**Element data from apps and pages:**
((

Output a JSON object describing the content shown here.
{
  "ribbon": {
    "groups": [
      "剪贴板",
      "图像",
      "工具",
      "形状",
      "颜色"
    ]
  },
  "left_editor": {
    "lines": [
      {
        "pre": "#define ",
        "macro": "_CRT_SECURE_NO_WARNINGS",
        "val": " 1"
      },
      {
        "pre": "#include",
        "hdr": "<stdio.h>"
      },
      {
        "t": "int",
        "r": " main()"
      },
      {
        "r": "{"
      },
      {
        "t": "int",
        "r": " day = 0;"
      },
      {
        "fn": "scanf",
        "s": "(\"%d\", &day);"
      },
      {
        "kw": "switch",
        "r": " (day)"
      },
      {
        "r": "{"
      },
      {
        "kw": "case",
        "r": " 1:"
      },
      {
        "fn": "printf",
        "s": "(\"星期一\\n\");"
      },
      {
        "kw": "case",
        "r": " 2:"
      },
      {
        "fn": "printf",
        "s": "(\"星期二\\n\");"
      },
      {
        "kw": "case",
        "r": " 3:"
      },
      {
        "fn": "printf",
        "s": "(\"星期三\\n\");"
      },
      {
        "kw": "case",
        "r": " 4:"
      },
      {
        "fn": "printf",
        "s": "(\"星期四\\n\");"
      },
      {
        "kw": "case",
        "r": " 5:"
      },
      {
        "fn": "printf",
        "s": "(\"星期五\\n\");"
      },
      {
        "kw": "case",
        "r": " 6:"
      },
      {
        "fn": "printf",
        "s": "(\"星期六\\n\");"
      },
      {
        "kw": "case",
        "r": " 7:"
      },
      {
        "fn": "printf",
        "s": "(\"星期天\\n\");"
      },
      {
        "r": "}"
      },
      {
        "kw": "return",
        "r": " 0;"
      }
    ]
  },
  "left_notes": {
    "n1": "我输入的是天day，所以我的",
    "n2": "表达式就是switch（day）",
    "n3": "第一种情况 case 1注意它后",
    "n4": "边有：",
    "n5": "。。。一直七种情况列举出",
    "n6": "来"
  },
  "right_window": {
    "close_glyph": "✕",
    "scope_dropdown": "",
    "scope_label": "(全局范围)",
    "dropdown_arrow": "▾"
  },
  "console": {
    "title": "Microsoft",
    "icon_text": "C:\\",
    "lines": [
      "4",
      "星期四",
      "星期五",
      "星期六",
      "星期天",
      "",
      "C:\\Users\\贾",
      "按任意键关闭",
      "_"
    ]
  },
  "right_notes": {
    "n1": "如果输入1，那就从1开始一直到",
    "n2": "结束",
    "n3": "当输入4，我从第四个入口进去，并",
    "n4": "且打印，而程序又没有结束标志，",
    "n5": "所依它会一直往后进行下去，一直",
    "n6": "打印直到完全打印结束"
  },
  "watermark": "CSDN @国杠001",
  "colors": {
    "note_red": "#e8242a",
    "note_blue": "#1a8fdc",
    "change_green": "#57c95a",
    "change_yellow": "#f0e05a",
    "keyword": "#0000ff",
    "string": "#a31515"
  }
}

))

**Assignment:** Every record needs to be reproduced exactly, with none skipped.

**Result of this exercise:**
Output a JSON object describing the content shown here.
{
  "ribbon": {
    "groups": [
      "剪贴板",
      "图像",
      "工具",
      "形状",
      "颜色"
    ]
  },
  "left_editor": {
    "lines": [
      {
        "pre": "#define ",
        "macro": "_CRT_SECURE_NO_WARNINGS",
        "val": " 1"
      },
      {
        "pre": "#include",
        "hdr": "<stdio.h>"
      },
      {
        "t": "int",
        "r": " main()"
      },
      {
        "r": "{"
      },
      {
        "t": "int",
        "r": " day = 0;"
      },
      {
        "fn": "scanf",
        "s": "(\"%d\", &day);"
      },
      {
        "kw": "switch",
        "r": " (day)"
      },
      {
        "r": "{"
      },
      {
        "kw": "case",
        "r": " 1:"
      },
      {
        "fn": "printf",
        "s": "(\"星期一\\n\");"
      },
      {
        "kw": "case",
        "r": " 2:"
      },
      {
        "fn": "printf",
        "s": "(\"星期二\\n\");"
      },
      {
        "kw": "case",
        "r": " 3:"
      },
      {
        "fn": "printf",
        "s": "(\"星期三\\n\");"
      },
      {
        "kw": "case",
        "r": " 4:"
      },
      {
        "fn": "printf",
        "s": "(\"星期四\\n\");"
      },
      {
        "kw": "case",
        "r": " 5:"
      },
      {
        "fn": "printf",
        "s": "(\"星期五\\n\");"
      },
      {
        "kw": "case",
        "r": " 6:"
      },
      {
        "fn": "printf",
        "s": "(\"星期六\\n\");"
      },
      {
        "kw": "case",
        "r": " 7:"
      },
      {
        "fn": "printf",
        "s": "(\"星期天\\n\");"
      },
      {
        "r": "}"
      },
      {
        "kw": "return",
        "r": " 0;"
      }
    ]
  },
  "left_notes": {
    "n1": "我输入的是天day，所以我的",
    "n2": "表达式就是switch（day）",
    "n3": "第一种情况 case 1注意它后",
    "n4": "边有：",
    "n5": "。。。一直七种情况列举出",
    "n6": "来"
  },
  "right_window": {
    "close_glyph": "✕",
    "scope_dropdown": "",
    "scope_label": "(全局范围)",
    "dropdown_arrow": "▾"
  },
  "console": {
    "title": "Microsoft",
    "icon_text": "C:\\",
    "lines": [
      "4",
      "星期四",
      "星期五",
      "星期六",
      "星期天",
      "",
      "C:\\Users\\贾",
      "按任意键关闭",
      "_"
    ]
  },
  "right_notes": {
    "n1": "如果输入1，那就从1开始一直到",
    "n2": "结束",
    "n3": "当输入4，我从第四个入口进去，并",
    "n4": "且打印，而程序又没有结束标志，",
    "n5": "所依它会一直往后进行下去，一直",
    "n6": "打印直到完全打印结束"
  },
  "watermark": "CSDN @国杠001",
  "colors": {
    "note_red": "#e8242a",
    "note_blue": "#1a8fdc",
    "change_green": "#57c95a",
    "change_yellow": "#f0e05a",
    "keyword": "#0000ff",
    "string": "#a31515"
  }
}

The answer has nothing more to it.